■ **SOURCE DATA**:
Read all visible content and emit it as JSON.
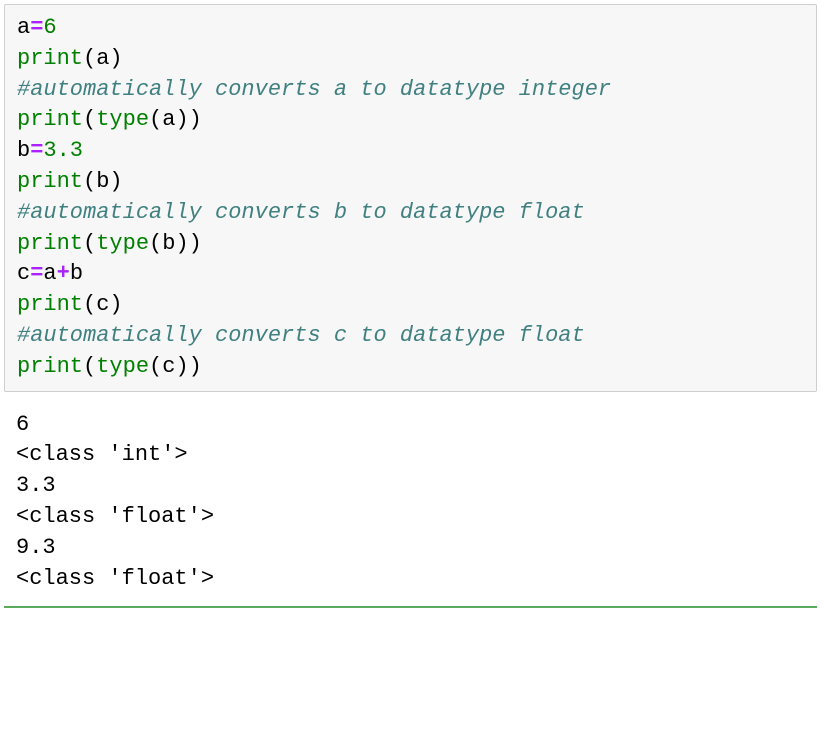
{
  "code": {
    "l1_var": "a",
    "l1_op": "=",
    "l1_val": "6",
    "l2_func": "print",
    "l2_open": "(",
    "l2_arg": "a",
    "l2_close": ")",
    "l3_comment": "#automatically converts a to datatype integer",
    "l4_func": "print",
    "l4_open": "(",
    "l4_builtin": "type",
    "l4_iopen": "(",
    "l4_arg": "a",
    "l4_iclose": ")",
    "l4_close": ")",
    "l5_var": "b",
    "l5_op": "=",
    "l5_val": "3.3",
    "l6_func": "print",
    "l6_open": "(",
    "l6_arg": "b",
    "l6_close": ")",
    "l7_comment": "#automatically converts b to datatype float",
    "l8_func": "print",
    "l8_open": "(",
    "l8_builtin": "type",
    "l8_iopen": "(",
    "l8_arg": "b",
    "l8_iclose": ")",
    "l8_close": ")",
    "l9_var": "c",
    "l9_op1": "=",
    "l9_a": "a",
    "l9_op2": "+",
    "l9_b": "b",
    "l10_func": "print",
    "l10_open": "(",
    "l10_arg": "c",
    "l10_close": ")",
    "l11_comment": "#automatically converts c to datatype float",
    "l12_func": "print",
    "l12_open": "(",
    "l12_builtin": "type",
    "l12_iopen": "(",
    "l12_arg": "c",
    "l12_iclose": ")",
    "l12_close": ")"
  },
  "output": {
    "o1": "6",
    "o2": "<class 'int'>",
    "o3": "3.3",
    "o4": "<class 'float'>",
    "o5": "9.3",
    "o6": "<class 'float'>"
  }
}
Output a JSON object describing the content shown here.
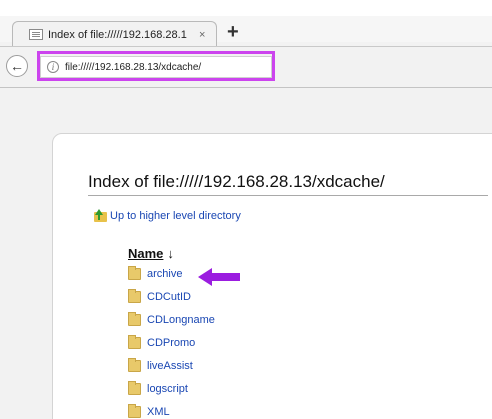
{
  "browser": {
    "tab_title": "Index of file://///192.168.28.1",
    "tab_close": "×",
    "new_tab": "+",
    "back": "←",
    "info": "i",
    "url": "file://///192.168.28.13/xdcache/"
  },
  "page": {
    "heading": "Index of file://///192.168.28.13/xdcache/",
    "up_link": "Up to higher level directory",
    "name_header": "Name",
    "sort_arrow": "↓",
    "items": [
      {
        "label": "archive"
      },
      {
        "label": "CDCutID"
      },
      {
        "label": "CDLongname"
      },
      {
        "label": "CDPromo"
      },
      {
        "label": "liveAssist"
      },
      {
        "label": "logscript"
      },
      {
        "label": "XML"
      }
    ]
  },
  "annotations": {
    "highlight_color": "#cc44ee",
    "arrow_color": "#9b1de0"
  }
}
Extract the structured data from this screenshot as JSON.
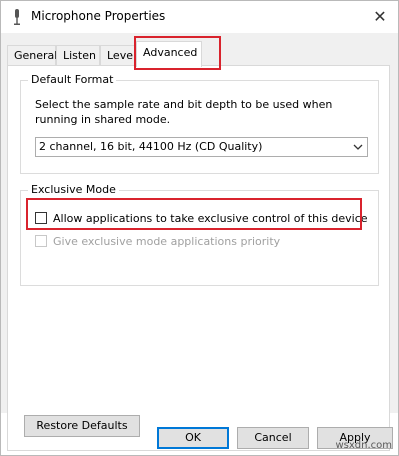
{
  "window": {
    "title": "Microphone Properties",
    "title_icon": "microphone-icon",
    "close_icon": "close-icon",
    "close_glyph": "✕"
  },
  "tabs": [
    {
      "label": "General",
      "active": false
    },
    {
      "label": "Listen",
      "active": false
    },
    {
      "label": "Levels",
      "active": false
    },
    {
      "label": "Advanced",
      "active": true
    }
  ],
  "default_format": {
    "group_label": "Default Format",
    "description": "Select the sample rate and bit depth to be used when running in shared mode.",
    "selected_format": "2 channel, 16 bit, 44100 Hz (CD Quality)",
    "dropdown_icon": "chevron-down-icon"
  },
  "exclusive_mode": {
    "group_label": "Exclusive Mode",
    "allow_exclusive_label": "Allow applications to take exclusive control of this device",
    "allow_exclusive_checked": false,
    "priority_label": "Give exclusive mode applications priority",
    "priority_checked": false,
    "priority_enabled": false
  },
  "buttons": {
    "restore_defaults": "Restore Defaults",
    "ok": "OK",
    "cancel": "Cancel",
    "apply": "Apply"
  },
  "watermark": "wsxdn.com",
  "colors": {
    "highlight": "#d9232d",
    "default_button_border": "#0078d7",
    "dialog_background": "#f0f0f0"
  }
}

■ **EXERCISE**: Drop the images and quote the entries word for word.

■ **ANSWER FOR THE TASK**:
Read all visible content and emit it as JSON.
{
  "code": {
    "l1_var": "a",
    "l1_op": "=",
    "l1_val": "6",
    "l2_func": "print",
    "l2_open": "(",
    "l2_arg": "a",
    "l2_close": ")",
    "l3_comment": "#automatically converts a to datatype integer",
    "l4_func": "print",
    "l4_open": "(",
    "l4_builtin": "type",
    "l4_iopen": "(",
    "l4_arg": "a",
    "l4_iclose": ")",
    "l4_close": ")",
    "l5_var": "b",
    "l5_op": "=",
    "l5_val": "3.3",
    "l6_func": "print",
    "l6_open": "(",
    "l6_arg": "b",
    "l6_close": ")",
    "l7_comment": "#automatically converts b to datatype float",
    "l8_func": "print",
    "l8_open": "(",
    "l8_builtin": "type",
    "l8_iopen": "(",
    "l8_arg": "b",
    "l8_iclose": ")",
    "l8_close": ")",
    "l9_var": "c",
    "l9_op1": "=",
    "l9_a": "a",
    "l9_op2": "+",
    "l9_b": "b",
    "l10_func": "print",
    "l10_open": "(",
    "l10_arg": "c",
    "l10_close": ")",
    "l11_comment": "#automatically converts c to datatype float",
    "l12_func": "print",
    "l12_open": "(",
    "l12_builtin": "type",
    "l12_iopen": "(",
    "l12_arg": "c",
    "l12_iclose": ")",
    "l12_close": ")"
  },
  "output": {
    "o1": "6",
    "o2": "<class 'int'>",
    "o3": "3.3",
    "o4": "<class 'float'>",
    "o5": "9.3",
    "o6": "<class 'float'>"
  }
}
Output a JSON object describing the content shown here.
{
  "browser": {
    "tab_title": "Index of file://///192.168.28.1",
    "tab_close": "×",
    "new_tab": "+",
    "back": "←",
    "info": "i",
    "url": "file://///192.168.28.13/xdcache/"
  },
  "page": {
    "heading": "Index of file://///192.168.28.13/xdcache/",
    "up_link": "Up to higher level directory",
    "name_header": "Name",
    "sort_arrow": "↓",
    "items": [
      {
        "label": "archive"
      },
      {
        "label": "CDCutID"
      },
      {
        "label": "CDLongname"
      },
      {
        "label": "CDPromo"
      },
      {
        "label": "liveAssist"
      },
      {
        "label": "logscript"
      },
      {
        "label": "XML"
      }
    ]
  },
  "annotations": {
    "highlight_color": "#cc44ee",
    "arrow_color": "#9b1de0"
  }
}
Extract the structured data from this screenshot as JSON.
{
  "window": {
    "title": "Microphone Properties",
    "title_icon": "microphone-icon",
    "close_icon": "close-icon",
    "close_glyph": "✕"
  },
  "tabs": [
    {
      "label": "General",
      "active": false
    },
    {
      "label": "Listen",
      "active": false
    },
    {
      "label": "Levels",
      "active": false
    },
    {
      "label": "Advanced",
      "active": true
    }
  ],
  "default_format": {
    "group_label": "Default Format",
    "description": "Select the sample rate and bit depth to be used when running in shared mode.",
    "selected_format": "2 channel, 16 bit, 44100 Hz (CD Quality)",
    "dropdown_icon": "chevron-down-icon"
  },
  "exclusive_mode": {
    "group_label": "Exclusive Mode",
    "allow_exclusive_label": "Allow applications to take exclusive control of this device",
    "allow_exclusive_checked": false,
    "priority_label": "Give exclusive mode applications priority",
    "priority_checked": false,
    "priority_enabled": false
  },
  "buttons": {
    "restore_defaults": "Restore Defaults",
    "ok": "OK",
    "cancel": "Cancel",
    "apply": "Apply"
  },
  "watermark": "wsxdn.com",
  "colors": {
    "highlight": "#d9232d",
    "default_button_border": "#0078d7",
    "dialog_background": "#f0f0f0"
  }
}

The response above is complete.